A Lab Devoted to Friedreich’s Ataxia Research
The University of Alabama at Birmingham Stem Cell Institute in the School of Medicine
How incredible would it be to play a part in the cure for FA— in changing lives?
Thursday, February 12, 2015 was a pivotal day in my journey living with FA. I have now seen with my own eyes the process of measuring GAA triplet repeat expansion and determining frataxin protein levels, a liquid nitrogen freezer of FA patient skin cells programmed to become induced pluripotent stem cells, incubators of derived cardiac cells (cardiomyocytes), and those same cardiac cells beating under a microscope (only a few labs in the world have these). These cardiac (and neuronal) cell models are very useful in testing new potential therapies for FA and discovering potential disease biomarkers.
I shook the hands of researchers awarded grants from FARA, funded by us—by us! In full circle, the funds for research that the FA community raises tirelessly now stand in front of me. Is a possible side-effect of FA a newfound ability to carry out a conversation about biochemistry and molecular genetics?
My husband and I with the Stacks family joined FARA’s Jen Farmer to visit the University of Alabama at Birmingham’s Stem Cell Institute at a laboratory studying Friedreich’s ataxia, one of less-than 30 in the U.S. Two hours west of Atlanta, this particular lab, led by FARA-native Dr. Marek Napierala, is entirely focused on FA. Dr. Napierala recently moved his research here from the University of Texas at Houston. The focus of the laboratory is to better understand mechanisms caused by expanded GAA repeats and to develop therapeutic approaches for the disease.

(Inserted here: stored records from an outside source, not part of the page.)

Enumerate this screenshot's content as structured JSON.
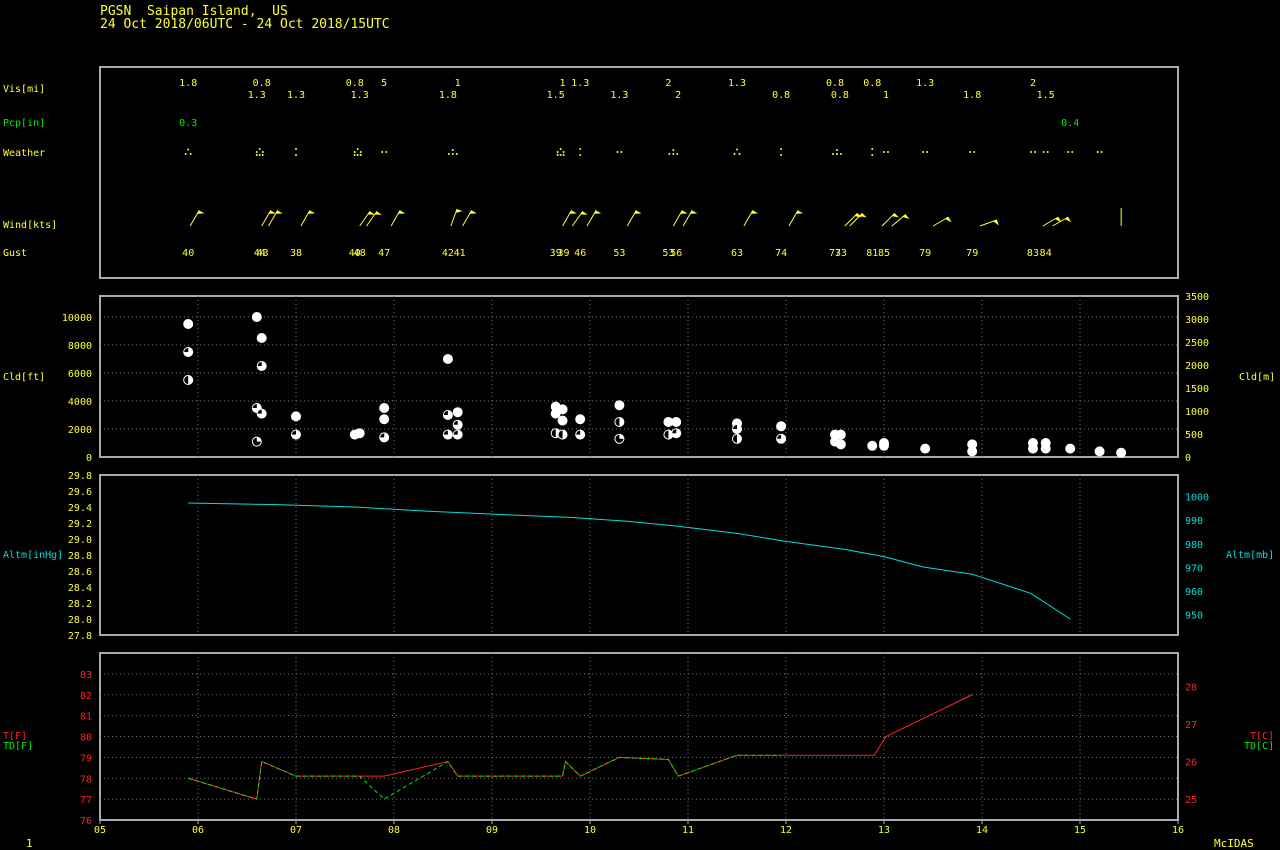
{
  "header": {
    "station_line": "PGSN  Saipan Island,  US",
    "time_line": "24 Oct 2018/06UTC - 24 Oct 2018/15UTC"
  },
  "footer": {
    "left": "1",
    "right": "McIDAS"
  },
  "colors": {
    "axis_text": "#ffff33",
    "frame": "#aaaaaa",
    "grid": "#777777",
    "precip": "#00ee00",
    "altimeter": "#00dddd",
    "temperature": "#ff2222",
    "dewpoint": "#00ee00",
    "cloud": "#ffffff"
  },
  "x_axis": {
    "range": [
      5,
      16
    ],
    "ticks": [
      "05",
      "06",
      "07",
      "08",
      "09",
      "10",
      "11",
      "12",
      "13",
      "14",
      "15",
      "16"
    ]
  },
  "chart_data": [
    {
      "type": "table",
      "name": "surface-observations",
      "labels": {
        "vis": "Vis[mi]",
        "pcp": "Pcp[in]",
        "weather": "Weather",
        "wind": "Wind[kts]",
        "gust": "Gust"
      },
      "visibility": [
        {
          "t": 5.9,
          "v": "1.8",
          "row": 0
        },
        {
          "t": 6.65,
          "v": "0.8",
          "row": 0
        },
        {
          "t": 6.6,
          "v": "1.3",
          "row": 1
        },
        {
          "t": 7.0,
          "v": "1.3",
          "row": 1
        },
        {
          "t": 7.6,
          "v": "0.8",
          "row": 0
        },
        {
          "t": 7.9,
          "v": "5",
          "row": 0
        },
        {
          "t": 7.65,
          "v": "1.3",
          "row": 1
        },
        {
          "t": 8.65,
          "v": "1",
          "row": 0
        },
        {
          "t": 8.55,
          "v": "1.8",
          "row": 1
        },
        {
          "t": 9.72,
          "v": "1",
          "row": 0
        },
        {
          "t": 9.9,
          "v": "1.3",
          "row": 0
        },
        {
          "t": 9.65,
          "v": "1.5",
          "row": 1
        },
        {
          "t": 10.3,
          "v": "1.3",
          "row": 1
        },
        {
          "t": 10.8,
          "v": "2",
          "row": 0
        },
        {
          "t": 10.9,
          "v": "2",
          "row": 1
        },
        {
          "t": 11.5,
          "v": "1.3",
          "row": 0
        },
        {
          "t": 11.95,
          "v": "0.8",
          "row": 1
        },
        {
          "t": 12.5,
          "v": "0.8",
          "row": 0
        },
        {
          "t": 12.55,
          "v": "0.8",
          "row": 1
        },
        {
          "t": 12.88,
          "v": "0.8",
          "row": 0
        },
        {
          "t": 13.02,
          "v": "1",
          "row": 1
        },
        {
          "t": 13.42,
          "v": "1.3",
          "row": 0
        },
        {
          "t": 13.9,
          "v": "1.8",
          "row": 1
        },
        {
          "t": 14.52,
          "v": "2",
          "row": 0
        },
        {
          "t": 14.65,
          "v": "1.5",
          "row": 1
        }
      ],
      "precip": [
        {
          "t": 5.9,
          "v": "0.3"
        },
        {
          "t": 14.9,
          "v": "0.4"
        }
      ],
      "weather": [
        {
          "t": 5.9,
          "sym": "light-rain-icon"
        },
        {
          "t": 6.63,
          "sym": "rain-icon"
        },
        {
          "t": 7.0,
          "sym": "moderate-rain-icon"
        },
        {
          "t": 7.63,
          "sym": "rain-icon"
        },
        {
          "t": 7.9,
          "sym": "drizzle-icon"
        },
        {
          "t": 8.6,
          "sym": "rain-showers-icon"
        },
        {
          "t": 9.7,
          "sym": "rain-icon"
        },
        {
          "t": 9.9,
          "sym": "moderate-rain-icon"
        },
        {
          "t": 10.3,
          "sym": "drizzle-icon"
        },
        {
          "t": 10.85,
          "sym": "rain-showers-icon"
        },
        {
          "t": 11.5,
          "sym": "light-rain-icon"
        },
        {
          "t": 11.95,
          "sym": "moderate-rain-icon"
        },
        {
          "t": 12.52,
          "sym": "rain-showers-icon"
        },
        {
          "t": 12.88,
          "sym": "moderate-rain-icon"
        },
        {
          "t": 13.02,
          "sym": "drizzle-icon"
        },
        {
          "t": 13.42,
          "sym": "drizzle-icon"
        },
        {
          "t": 13.9,
          "sym": "drizzle-icon"
        },
        {
          "t": 14.52,
          "sym": "drizzle-icon"
        },
        {
          "t": 14.65,
          "sym": "drizzle-icon"
        },
        {
          "t": 14.9,
          "sym": "drizzle-icon"
        },
        {
          "t": 15.2,
          "sym": "drizzle-icon"
        }
      ],
      "wind": [
        {
          "t": 5.92,
          "dir": 30
        },
        {
          "t": 6.65,
          "dir": 30
        },
        {
          "t": 6.72,
          "dir": 30
        },
        {
          "t": 7.05,
          "dir": 30
        },
        {
          "t": 7.65,
          "dir": 35
        },
        {
          "t": 7.72,
          "dir": 35
        },
        {
          "t": 7.97,
          "dir": 30
        },
        {
          "t": 8.58,
          "dir": 20
        },
        {
          "t": 8.7,
          "dir": 30
        },
        {
          "t": 9.72,
          "dir": 30
        },
        {
          "t": 9.82,
          "dir": 35
        },
        {
          "t": 9.97,
          "dir": 30
        },
        {
          "t": 10.38,
          "dir": 30
        },
        {
          "t": 10.85,
          "dir": 30
        },
        {
          "t": 10.95,
          "dir": 30
        },
        {
          "t": 11.57,
          "dir": 30
        },
        {
          "t": 12.03,
          "dir": 30
        },
        {
          "t": 12.6,
          "dir": 45
        },
        {
          "t": 12.65,
          "dir": 45
        },
        {
          "t": 12.98,
          "dir": 45
        },
        {
          "t": 13.08,
          "dir": 50
        },
        {
          "t": 13.5,
          "dir": 60
        },
        {
          "t": 13.98,
          "dir": 70
        },
        {
          "t": 14.62,
          "dir": 60
        },
        {
          "t": 14.72,
          "dir": 60
        },
        {
          "t": 15.42,
          "dir": 0
        }
      ],
      "gust": [
        {
          "t": 5.9,
          "v": "40"
        },
        {
          "t": 6.63,
          "v": "44"
        },
        {
          "t": 6.66,
          "v": "43"
        },
        {
          "t": 7.0,
          "v": "38"
        },
        {
          "t": 7.6,
          "v": "40"
        },
        {
          "t": 7.65,
          "v": "48"
        },
        {
          "t": 7.9,
          "v": "47"
        },
        {
          "t": 8.55,
          "v": "42"
        },
        {
          "t": 8.67,
          "v": "41"
        },
        {
          "t": 9.65,
          "v": "39"
        },
        {
          "t": 9.73,
          "v": "39"
        },
        {
          "t": 9.9,
          "v": "46"
        },
        {
          "t": 10.3,
          "v": "53"
        },
        {
          "t": 10.8,
          "v": "53"
        },
        {
          "t": 10.88,
          "v": "56"
        },
        {
          "t": 11.5,
          "v": "63"
        },
        {
          "t": 11.95,
          "v": "74"
        },
        {
          "t": 12.5,
          "v": "73"
        },
        {
          "t": 12.56,
          "v": "73"
        },
        {
          "t": 12.88,
          "v": "81"
        },
        {
          "t": 13.0,
          "v": "85"
        },
        {
          "t": 13.42,
          "v": "79"
        },
        {
          "t": 13.9,
          "v": "79"
        },
        {
          "t": 14.52,
          "v": "83"
        },
        {
          "t": 14.65,
          "v": "84"
        }
      ]
    },
    {
      "type": "scatter",
      "name": "cloud-heights",
      "ylabel_left": "Cld[ft]",
      "ylabel_right": "Cld[m]",
      "ylim": [
        0,
        11500
      ],
      "yticks_left": [
        0,
        2000,
        4000,
        6000,
        8000,
        10000
      ],
      "yticks_right": [
        0,
        500,
        1000,
        1500,
        2000,
        2500,
        3000,
        3500
      ],
      "points": [
        {
          "t": 5.9,
          "h": 9500,
          "cover": 1.0
        },
        {
          "t": 5.9,
          "h": 7500,
          "cover": 0.75
        },
        {
          "t": 5.9,
          "h": 5500,
          "cover": 0.5
        },
        {
          "t": 6.6,
          "h": 10000,
          "cover": 1.0
        },
        {
          "t": 6.65,
          "h": 8500,
          "cover": 1.0
        },
        {
          "t": 6.65,
          "h": 6500,
          "cover": 0.75
        },
        {
          "t": 6.6,
          "h": 3500,
          "cover": 0.75
        },
        {
          "t": 6.65,
          "h": 3100,
          "cover": 0.75
        },
        {
          "t": 6.6,
          "h": 1100,
          "cover": 0.25
        },
        {
          "t": 7.0,
          "h": 2900,
          "cover": 1.0
        },
        {
          "t": 7.0,
          "h": 1600,
          "cover": 0.75
        },
        {
          "t": 7.6,
          "h": 1600,
          "cover": 1.0
        },
        {
          "t": 7.65,
          "h": 1700,
          "cover": 1.0
        },
        {
          "t": 7.9,
          "h": 3500,
          "cover": 1.0
        },
        {
          "t": 7.9,
          "h": 2700,
          "cover": 1.0
        },
        {
          "t": 7.9,
          "h": 1400,
          "cover": 0.75
        },
        {
          "t": 8.55,
          "h": 7000,
          "cover": 1.0
        },
        {
          "t": 8.55,
          "h": 3000,
          "cover": 0.75
        },
        {
          "t": 8.65,
          "h": 3200,
          "cover": 1.0
        },
        {
          "t": 8.65,
          "h": 2300,
          "cover": 0.75
        },
        {
          "t": 8.55,
          "h": 1600,
          "cover": 0.75
        },
        {
          "t": 8.65,
          "h": 1600,
          "cover": 0.75
        },
        {
          "t": 9.65,
          "h": 3600,
          "cover": 1.0
        },
        {
          "t": 9.72,
          "h": 3400,
          "cover": 1.0
        },
        {
          "t": 9.65,
          "h": 3100,
          "cover": 1.0
        },
        {
          "t": 9.72,
          "h": 2600,
          "cover": 1.0
        },
        {
          "t": 9.65,
          "h": 1700,
          "cover": 0.5
        },
        {
          "t": 9.72,
          "h": 1600,
          "cover": 0.5
        },
        {
          "t": 9.9,
          "h": 2700,
          "cover": 1.0
        },
        {
          "t": 9.9,
          "h": 1600,
          "cover": 0.75
        },
        {
          "t": 10.3,
          "h": 3700,
          "cover": 1.0
        },
        {
          "t": 10.3,
          "h": 2500,
          "cover": 0.5
        },
        {
          "t": 10.3,
          "h": 1300,
          "cover": 0.25
        },
        {
          "t": 10.8,
          "h": 2500,
          "cover": 1.0
        },
        {
          "t": 10.88,
          "h": 2500,
          "cover": 1.0
        },
        {
          "t": 10.8,
          "h": 1600,
          "cover": 0.5
        },
        {
          "t": 10.88,
          "h": 1700,
          "cover": 0.75
        },
        {
          "t": 11.5,
          "h": 2400,
          "cover": 1.0
        },
        {
          "t": 11.5,
          "h": 2000,
          "cover": 0.75
        },
        {
          "t": 11.5,
          "h": 1300,
          "cover": 0.5
        },
        {
          "t": 11.95,
          "h": 2200,
          "cover": 1.0
        },
        {
          "t": 11.95,
          "h": 1300,
          "cover": 0.75
        },
        {
          "t": 12.5,
          "h": 1600,
          "cover": 1.0
        },
        {
          "t": 12.56,
          "h": 1600,
          "cover": 1.0
        },
        {
          "t": 12.5,
          "h": 1100,
          "cover": 1.0
        },
        {
          "t": 12.56,
          "h": 900,
          "cover": 1.0
        },
        {
          "t": 12.88,
          "h": 800,
          "cover": 1.0
        },
        {
          "t": 13.0,
          "h": 1000,
          "cover": 1.0
        },
        {
          "t": 13.0,
          "h": 800,
          "cover": 1.0
        },
        {
          "t": 13.42,
          "h": 600,
          "cover": 1.0
        },
        {
          "t": 13.9,
          "h": 900,
          "cover": 1.0
        },
        {
          "t": 13.9,
          "h": 400,
          "cover": 1.0
        },
        {
          "t": 14.52,
          "h": 1000,
          "cover": 1.0
        },
        {
          "t": 14.65,
          "h": 1000,
          "cover": 1.0
        },
        {
          "t": 14.52,
          "h": 600,
          "cover": 1.0
        },
        {
          "t": 14.65,
          "h": 600,
          "cover": 1.0
        },
        {
          "t": 14.9,
          "h": 600,
          "cover": 1.0
        },
        {
          "t": 15.2,
          "h": 400,
          "cover": 1.0
        },
        {
          "t": 15.42,
          "h": 300,
          "cover": 1.0
        }
      ]
    },
    {
      "type": "line",
      "name": "altimeter",
      "ylabel_left": "Altm[inHg]",
      "ylabel_right": "Altm[mb]",
      "ylim": [
        27.8,
        29.8
      ],
      "yticks_left": [
        "27.8",
        "28.0",
        "28.2",
        "28.4",
        "28.6",
        "28.8",
        "29.0",
        "29.2",
        "29.4",
        "29.6",
        "29.8"
      ],
      "yticks_right": [
        950,
        960,
        970,
        980,
        990,
        1000
      ],
      "series": [
        {
          "x": [
            5.9,
            6.3,
            6.8,
            7.6,
            8.3,
            9.2,
            9.8,
            10.4,
            10.9,
            11.5,
            12.0,
            12.6,
            13.0,
            13.4,
            13.9,
            14.5,
            14.9
          ],
          "y": [
            29.45,
            29.44,
            29.43,
            29.4,
            29.35,
            29.3,
            29.27,
            29.22,
            29.16,
            29.07,
            28.97,
            28.87,
            28.78,
            28.65,
            28.56,
            28.32,
            28.0
          ]
        }
      ]
    },
    {
      "type": "line",
      "name": "temperature-dewpoint",
      "ylabel_left_t": "T[F]",
      "ylabel_left_td": "TD[F]",
      "ylabel_right_t": "T[C]",
      "ylabel_right_td": "TD[C]",
      "ylim": [
        76,
        84
      ],
      "yticks_left": [
        76,
        77,
        78,
        79,
        80,
        81,
        82,
        83
      ],
      "yticks_right": [
        25,
        26,
        27,
        28
      ],
      "series": [
        {
          "key": "temperature",
          "x": [
            5.9,
            6.6,
            6.65,
            7.0,
            7.65,
            7.9,
            8.55,
            8.65,
            9.72,
            9.75,
            9.9,
            10.3,
            10.8,
            10.9,
            11.5,
            11.95,
            12.9,
            13.02,
            13.9
          ],
          "y": [
            78,
            77,
            78.8,
            78.1,
            78.1,
            78.1,
            78.8,
            78.1,
            78.1,
            78.8,
            78.1,
            79,
            78.9,
            78.1,
            79.1,
            79.1,
            79.1,
            80,
            82
          ]
        },
        {
          "key": "dewpoint",
          "x": [
            5.9,
            6.6,
            6.65,
            7.0,
            7.65,
            7.9,
            8.55,
            8.65,
            9.72,
            9.75,
            9.9,
            10.3,
            10.8,
            10.9,
            11.5,
            11.95
          ],
          "y": [
            78,
            77,
            78.8,
            78.1,
            78.1,
            77,
            78.8,
            78.1,
            78.1,
            78.8,
            78.1,
            79,
            78.9,
            78.1,
            79.1,
            79.1
          ]
        }
      ]
    }
  ]
}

Napierala’s postdoctoral fellows and graduate students presented their recent work with induced pluripotent stem cells to the group. Cells from patient skin biopsies are programmed to be iPS cells that can be made into neuronal or cardiac cells. Humans have around 21,000 genes, translating each into a protein. Research has discovered other proteins besides frataxin may play a role in disease progression and severity (1). The lab continues to examine molecular pathology in FA by determining what RNA pathways are different in individuals with versus without FA, to hopefully provide specific targets to develop treatments and biomarkers. So far, Napierala’s lab presented findings of a dozen potentially influential pathways in FA skin cells. They will begin assessing neuronal and cardiac cells. (Side-note: The RTA408 study drug- beginning an FDA phase II trial in FA- was developed to activate the NfR2 pathway, a regulator of energy production in cells.)
This is all happening so fast!
Jen, the Stacks, and I shared our stories of how we are each affected by FA with the focus of urgency to find treatments and to put faces to the name Friedreich’s ataxia. Hearing from these researchers only reminds me how committed everyone is to the cure. Patients, families, researchers, doctors, companies, organizations, and every supporter each play an important role. And together, we will CURE FA!
As a patient, there is so much you can do to be a part of finding the cure. Keep spreading awareness and raising funds for research. Ask every FA patient you know to sign up for FARA’s Patient Registry and keep patient information updated. This is the fastest and easiest way to reach patients for recruitment to clinical trials or for treatment discoveries. And while you are at it, sign up for FARA’s mailing list for updates on FA community and scientific news.
Read more on Dr. Marek Napierala’s discoveries in FA.
(1) Delatycki et al., Melbourne, Australia. “Beyond Loss of Frataxin: the Complex Molecular Pathology of Friedreich Ataxia.” Discovery Medicine 17(91):25-35, January 2014.
Thank you to the Napierala Laboratory: Dr. Angela Bhalla, postdoc.; Dr. Jill S. Butler, instructor; Dr. Yanjie Li, postdoc.; Dr. Natalies Rozwadowska, postdoc.; Amanda Clark; Zac Whatley; and Dr. Marek Napierala
Photos courtesy of: Jen Farmer (FARA Executive Director), Dr. Marek Napierala, Daniel Sims, and Candy Stacks